We apparently think of “rock” and “pop” as broader categories than you do. We think of death metal as a form of rock & roll, because that’s what it grew out of. And we think of rock music as a type of pop music, since “pop” is just short for “popular”.

Hi Spencer,

Thanks for offering some comfort :-), as a matter of fact, I think that German car makers are under a lot of pressure and they are have to make concessions. Although Mercedes and BMW are traditional German brands, they are becoming more and more international which is good. It’s no longer just ‘the Germans’ who are producing German cars.[YSaerTTEW443543]

TOEIC listening, photographs: Running into the water[YSaerTTEW443543]

Don’t count Paris Hilton and Ashlee Simpson as musicians. Here they are thought of as stars, and not all stars who sing are musicians. They’re basically celebrities who are famous for nothing, and they happen to have recorded a song or two. That’s a different type of animal.

I have CDs of German music with lyrics that make you think, but they’re in German. And sometimes the lyrics are clever. One of my favorite lines goes, “Was f?r eine wilde Zeit; Alles ist im Fluss. M?de wird wer immer aufw?rts schwimmen muss.” And like the song or not, it’s got some ideas in it that don’t normally show up in popular music and are quite the antithesis of it.

I don’t agree that it’s the number-one country in the world at that. It looks that way when you’re in Germany watching MTV Europe, but from here it doesn’t appear that way. Besides that, there’s a whole pop music scene that’s not even in English.
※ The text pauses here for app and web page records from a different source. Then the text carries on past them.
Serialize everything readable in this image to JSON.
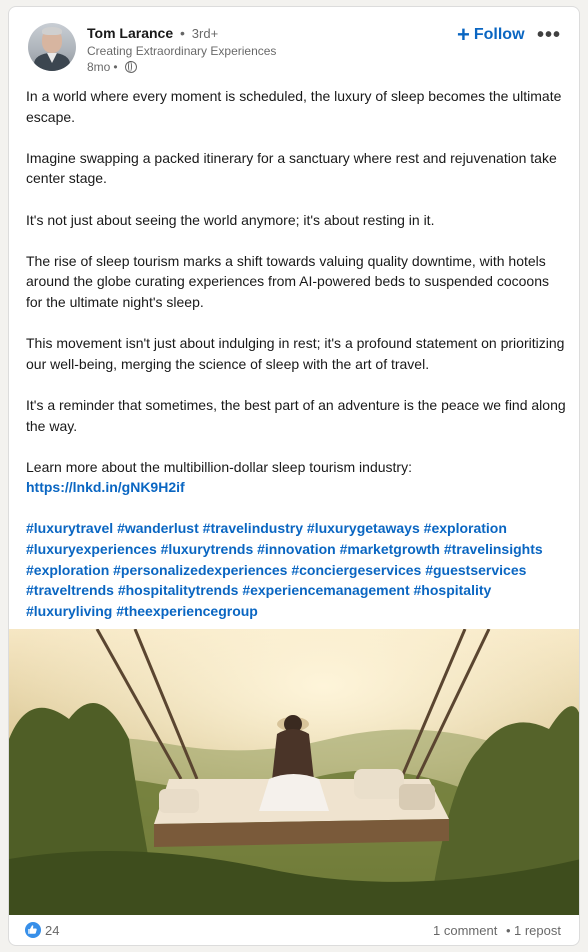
{
  "author": {
    "name": "Tom Larance",
    "degree": "3rd+",
    "headline": "Creating Extraordinary Experiences",
    "time": "8mo"
  },
  "actions": {
    "follow_label": "Follow",
    "more_icon": "more-horizontal-icon"
  },
  "post": {
    "paragraphs": [
      "In a world where every moment is scheduled, the luxury of sleep becomes the ultimate escape.",
      "Imagine swapping a packed itinerary for a sanctuary where rest and rejuvenation take center stage.",
      "It's not just about seeing the world anymore; it's about resting in it.",
      "The rise of sleep tourism marks a shift towards valuing quality downtime, with hotels around the globe curating experiences from AI-powered beds to suspended cocoons for the ultimate night's sleep.",
      "This movement isn't just about indulging in rest; it's a profound statement on prioritizing our well-being, merging the science of sleep with the art of travel.",
      "It's a reminder that sometimes, the best part of an adventure is the peace we find along the way."
    ],
    "learn_more_text": "Learn more about the multibillion-dollar sleep tourism industry:",
    "link": "https://lnkd.in/gNK9H2if",
    "hashtags": [
      "#luxurytravel",
      "#wanderlust",
      "#travelindustry",
      "#luxurygetaways",
      "#exploration",
      "#luxuryexperiences",
      "#luxurytrends",
      "#innovation",
      "#marketgrowth",
      "#travelinsights",
      "#exploration",
      "#personalizedexperiences",
      "#conciergeservices",
      "#guestservices",
      "#traveltrends",
      "#hospitalitytrends",
      "#experiencemanagement",
      "#hospitality",
      "#luxuryliving",
      "#theexperiencegroup"
    ]
  },
  "social": {
    "reactions": "24",
    "comments": "1 comment",
    "reposts": "1 repost"
  },
  "colors": {
    "brand": "#0a66c2",
    "like": "#378fe9"
  }
}
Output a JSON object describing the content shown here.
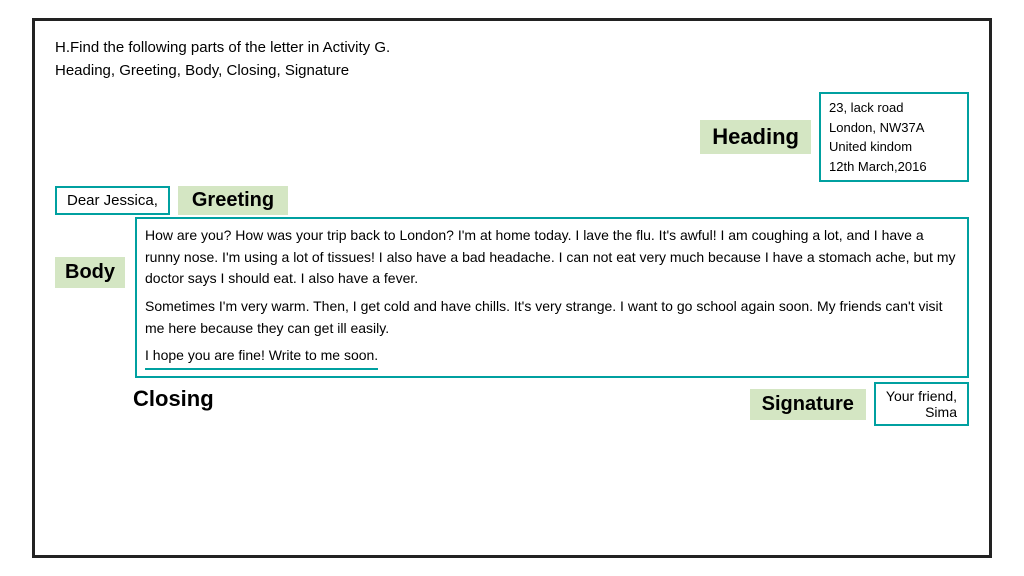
{
  "instructions": {
    "line1": "H.Find the following parts of the letter in Activity G.",
    "line2": "Heading,   Greeting,   Body,   Closing,   Signature"
  },
  "labels": {
    "heading": "Heading",
    "greeting": "Greeting",
    "body": "Body",
    "closing": "Closing",
    "signature": "Signature"
  },
  "address": {
    "line1": "23, lack road",
    "line2": "London, NW37A",
    "line3": "United kindom",
    "line4": "12th March,2016"
  },
  "greeting_text": "Dear Jessica,",
  "body_paragraphs": {
    "p1": "How are you? How was your trip back to London? I'm at home today. I lave the flu. It's awful! I am coughing a lot, and I have a runny nose. I'm using a lot of tissues! I also have a bad headache. I can not eat very much because I have a stomach ache, but my doctor says I should eat. I also have a fever.",
    "p2": "Sometimes I'm very warm. Then, I get cold and have chills. It's very strange. I want to go school again soon. My friends can't visit me here because they can get ill easily.",
    "p3": "I hope you are fine! Write to me soon."
  },
  "signature": {
    "line1": "Your friend,",
    "line2": "Sima"
  }
}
Hong Kong and India have bigger film industries than Hollywood, and I’d imagine (but have no proof) that their pop music industry is bigger than that of the British. I think the Latin American music industry is as big or bigger than the British one also, but it just doesn’t look that way to someone sitting in his chair in Leipzig or Chicago. (Well, maybe in Chicago, but not in Leipzig.)

The American popular music industry sometimes gets too much control over the “product”, and they’re taken by surprise when the populace starts going in a different direction. When I was a kid, they got taken by surprise by the soul music coming from Philadelphia and Detroit, and when I was a teenager they were surprised by the popularity of a lot of hard rock that was coming out of neighborhood garages. When this happens, the industry goes wherever it has to to sign acts. During my high school years, a lot of the bands that played at our local dances got signed by huge recording companies, and some of them became, and still are, huge stars, appreciated more in other places than here. After the industry could find acts like that in California – or create them – they stopped scouting here as much. Sometimes the industry does the same thing with the UK. At the moment, the pop music in the US is kind of boring, and the music industry has to find music that white people will listen to that is a little fresh. Sometimes when they need this, they go to the UK for it. Also, some British bands move to the US to pursue a recording career.

I still think you can’t rule out government funding, promotion and protection as a factor in this. The Swedish government was able to bring Swedish pop music from nearly zero to a major factor in the world scene (not counting North America) just by setting up an agency that developed and promoted the acts.

In Eastern Europe, the communist governments exercised a lot of control over what music was played, and even over what music was allowed into the country. This gave their pop music groups, singing in their language, room to grow and get popular, and when communism fell and more foreign music invaded, the pop acts’ roots were strong enough not to be affected too much. Actually, though, I think in some of those countries local music is whithering, but not as fast as it has in other places.

Hi Jamie,
I already developed the habit of thinking that your posts address me directly if you address me by name.
Because this is what happened :slight_smile:

I’m pretty smart otherwise